Martin Stokken was born on a desolate farm named Snegldal in the municipality of Snillfjord west of Trondheim, with the familyâs nearest neighbours was located one hourâs walking distance away. He grew up under very poor conditions as the youngest of four siblings. In 1934 tragedy struck the family, as the farm burned down together with 1,000 acres of forest, and his father died shortly thereafter, on Martinâs 13th birthdate. After finishing school he worked as a shepherd, and after some time he could afford to buy himself a pair of skis. He showed talent as a cross-country skier, and when he and his mother went to FÃ¥vang in the Gudbrandsdalen valley to find work when he was 16, he became member of the local ski club and started to participate in local competitions. But then the war broke out, and in 1943 Stokken fled to Sweden and joined the Norwegian resistance movement. Returning to Norway in 1945, he entered a 5,000 m race at Trondheim on 15 September, and came second in his first ever track competition, only beaten by the Norwegian record holder [Odd Rasdal]. In 1946 he won his first national title when he was Norwegian Champion in cross-country running, and he was selected for the European Athletic Championship in Oslo the same year, where he finished eighth in the 5K. He would eventually win 24 national championships titles, 19 in track and field athletics and 5 in cross-country skiing. From 1947-51 he was unbeaten in the 5 and 10K at the national level. In the London Olympics 1948 he placed fourth in the 10,000, and in 1949 he became the fourth man in the world to better 30 minutes for the distance. In 1950 he placed fourth on the steeplechase at the European championships in Brussels.

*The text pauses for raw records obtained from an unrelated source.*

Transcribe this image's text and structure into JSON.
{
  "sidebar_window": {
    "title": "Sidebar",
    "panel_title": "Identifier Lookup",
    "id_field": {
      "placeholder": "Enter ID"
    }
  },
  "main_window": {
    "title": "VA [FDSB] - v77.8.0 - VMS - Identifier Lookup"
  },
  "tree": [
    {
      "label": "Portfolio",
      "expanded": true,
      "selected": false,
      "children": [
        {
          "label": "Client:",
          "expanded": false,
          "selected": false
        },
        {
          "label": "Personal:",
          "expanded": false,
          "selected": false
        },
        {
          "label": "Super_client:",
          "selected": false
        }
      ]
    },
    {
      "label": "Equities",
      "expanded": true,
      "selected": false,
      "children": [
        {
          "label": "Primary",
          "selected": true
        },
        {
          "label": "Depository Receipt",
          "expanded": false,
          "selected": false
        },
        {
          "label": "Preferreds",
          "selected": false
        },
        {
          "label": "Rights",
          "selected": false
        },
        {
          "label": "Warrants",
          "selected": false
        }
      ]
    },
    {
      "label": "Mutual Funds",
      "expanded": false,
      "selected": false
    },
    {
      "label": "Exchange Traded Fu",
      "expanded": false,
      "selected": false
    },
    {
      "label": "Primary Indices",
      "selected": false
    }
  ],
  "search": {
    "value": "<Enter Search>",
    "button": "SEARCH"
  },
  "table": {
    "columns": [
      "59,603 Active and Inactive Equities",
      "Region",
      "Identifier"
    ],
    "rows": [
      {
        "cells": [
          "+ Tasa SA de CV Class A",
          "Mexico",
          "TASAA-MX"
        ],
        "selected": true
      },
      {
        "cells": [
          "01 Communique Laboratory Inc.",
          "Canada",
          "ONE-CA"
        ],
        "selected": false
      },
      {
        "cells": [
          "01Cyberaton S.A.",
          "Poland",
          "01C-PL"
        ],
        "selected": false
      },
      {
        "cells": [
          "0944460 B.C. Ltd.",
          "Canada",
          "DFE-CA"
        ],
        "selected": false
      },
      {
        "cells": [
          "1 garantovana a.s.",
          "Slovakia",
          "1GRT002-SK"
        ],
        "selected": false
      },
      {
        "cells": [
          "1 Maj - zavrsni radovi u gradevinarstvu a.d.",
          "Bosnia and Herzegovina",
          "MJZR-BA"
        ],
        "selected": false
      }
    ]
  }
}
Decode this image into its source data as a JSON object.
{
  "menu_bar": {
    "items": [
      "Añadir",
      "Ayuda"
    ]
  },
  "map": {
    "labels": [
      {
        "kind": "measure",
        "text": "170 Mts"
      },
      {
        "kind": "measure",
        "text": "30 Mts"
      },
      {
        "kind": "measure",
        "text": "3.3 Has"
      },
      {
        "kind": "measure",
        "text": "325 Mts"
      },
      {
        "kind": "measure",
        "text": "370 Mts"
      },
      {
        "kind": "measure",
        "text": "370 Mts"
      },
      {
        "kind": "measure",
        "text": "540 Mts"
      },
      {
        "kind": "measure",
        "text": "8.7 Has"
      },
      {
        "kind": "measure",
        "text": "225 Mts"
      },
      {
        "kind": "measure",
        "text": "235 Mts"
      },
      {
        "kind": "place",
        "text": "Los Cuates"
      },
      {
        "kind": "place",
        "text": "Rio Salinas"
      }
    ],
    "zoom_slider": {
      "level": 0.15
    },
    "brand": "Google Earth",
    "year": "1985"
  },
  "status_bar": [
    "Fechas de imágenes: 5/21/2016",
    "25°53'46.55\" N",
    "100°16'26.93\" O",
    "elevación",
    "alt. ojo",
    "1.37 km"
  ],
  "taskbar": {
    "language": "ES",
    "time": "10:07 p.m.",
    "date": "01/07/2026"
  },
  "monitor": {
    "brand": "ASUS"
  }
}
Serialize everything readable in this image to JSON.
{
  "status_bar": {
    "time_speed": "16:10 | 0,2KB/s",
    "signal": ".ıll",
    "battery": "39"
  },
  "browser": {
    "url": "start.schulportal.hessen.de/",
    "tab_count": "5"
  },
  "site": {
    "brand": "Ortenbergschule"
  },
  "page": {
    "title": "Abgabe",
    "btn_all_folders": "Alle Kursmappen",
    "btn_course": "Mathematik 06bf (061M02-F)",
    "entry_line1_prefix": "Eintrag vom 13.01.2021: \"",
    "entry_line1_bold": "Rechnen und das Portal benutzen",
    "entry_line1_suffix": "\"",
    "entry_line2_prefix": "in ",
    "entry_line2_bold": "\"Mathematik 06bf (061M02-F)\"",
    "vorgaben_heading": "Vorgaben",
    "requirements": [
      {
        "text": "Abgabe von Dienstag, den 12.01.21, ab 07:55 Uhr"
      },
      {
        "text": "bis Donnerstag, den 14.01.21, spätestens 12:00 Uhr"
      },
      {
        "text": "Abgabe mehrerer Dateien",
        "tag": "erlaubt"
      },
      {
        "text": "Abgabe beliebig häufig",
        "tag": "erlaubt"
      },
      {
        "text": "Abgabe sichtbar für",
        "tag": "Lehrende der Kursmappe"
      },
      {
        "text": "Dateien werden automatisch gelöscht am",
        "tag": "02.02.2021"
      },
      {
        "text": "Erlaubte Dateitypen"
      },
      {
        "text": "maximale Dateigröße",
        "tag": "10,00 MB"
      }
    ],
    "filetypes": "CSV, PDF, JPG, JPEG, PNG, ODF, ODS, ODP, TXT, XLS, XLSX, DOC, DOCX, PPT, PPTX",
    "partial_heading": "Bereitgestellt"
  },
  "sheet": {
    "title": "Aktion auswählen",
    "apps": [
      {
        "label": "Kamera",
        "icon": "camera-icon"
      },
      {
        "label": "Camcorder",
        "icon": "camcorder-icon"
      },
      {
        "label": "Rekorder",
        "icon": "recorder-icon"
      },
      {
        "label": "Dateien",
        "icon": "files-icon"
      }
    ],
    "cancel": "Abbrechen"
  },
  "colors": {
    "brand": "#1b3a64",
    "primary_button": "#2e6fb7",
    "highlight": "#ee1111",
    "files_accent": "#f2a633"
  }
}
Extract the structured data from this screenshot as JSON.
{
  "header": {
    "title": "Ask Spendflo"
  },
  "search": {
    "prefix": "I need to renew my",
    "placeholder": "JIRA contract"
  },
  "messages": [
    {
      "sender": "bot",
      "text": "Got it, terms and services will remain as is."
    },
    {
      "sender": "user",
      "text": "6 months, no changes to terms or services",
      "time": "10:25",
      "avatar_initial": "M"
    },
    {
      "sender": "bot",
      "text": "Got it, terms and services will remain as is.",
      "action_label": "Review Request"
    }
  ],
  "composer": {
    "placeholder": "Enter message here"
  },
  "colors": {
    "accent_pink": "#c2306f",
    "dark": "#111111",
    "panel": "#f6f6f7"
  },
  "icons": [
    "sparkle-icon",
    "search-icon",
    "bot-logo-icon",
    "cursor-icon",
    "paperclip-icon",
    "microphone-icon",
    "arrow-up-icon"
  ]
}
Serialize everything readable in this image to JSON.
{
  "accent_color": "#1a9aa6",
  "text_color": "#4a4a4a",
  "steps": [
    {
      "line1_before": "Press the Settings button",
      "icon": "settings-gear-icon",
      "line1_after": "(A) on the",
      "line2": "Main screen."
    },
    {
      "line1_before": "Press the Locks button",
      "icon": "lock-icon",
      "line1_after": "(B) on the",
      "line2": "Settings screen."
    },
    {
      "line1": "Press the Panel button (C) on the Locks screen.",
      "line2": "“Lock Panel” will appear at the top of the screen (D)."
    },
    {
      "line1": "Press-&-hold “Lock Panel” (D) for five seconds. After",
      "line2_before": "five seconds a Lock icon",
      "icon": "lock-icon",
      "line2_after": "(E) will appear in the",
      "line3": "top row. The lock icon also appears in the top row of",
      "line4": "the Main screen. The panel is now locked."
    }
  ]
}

At the first half of his career he used cross-country skiing mostly as training for the athletic season, but from 1951 he started to compete more seriously, winning his first national championship title in cross-country skiing in the 30 km. He was selected for the Olympic Winter Games in Oslo 1952, and earned a silver medal as a member of the relay team. Later that year he went to the Helsinki Olympics where he placed 10th in the 10K. He continued to compete in running until 1955, achieving personal bests in the 5,000 in his final athletic year with 14:13.8. In cross-country skiing he won the Holmenkollen 50 km in 1954 after a close duel with the great [Sixten Jernberg]. He skied all cross-country events in the 1956 games, placing sixth at the 15 km as his best result, but he was not able to finish his favorite distance, the 50 km. In 1957 we won his last national championship, in the 30 km race in Mo i Rana. He ended his career by winning the Birkebeiner race from Rena to Lillehammer in 1960. He later became a coach in cross-country skiing and biathlon, combined with his full-time job as police officer in Trondheim from 1950-80. He died in 1985, aged only 61.
Martin Stokken was definitely one of the greatest sports heroes in Norway in the years after World War II. He was awarded the Egeberg Ãrespris in 1949 and the Holmenkollen Medal in 1954.
Personal Bests: 5000 â 14:13.8 (1955); 10000 â 29:54.0 (1952).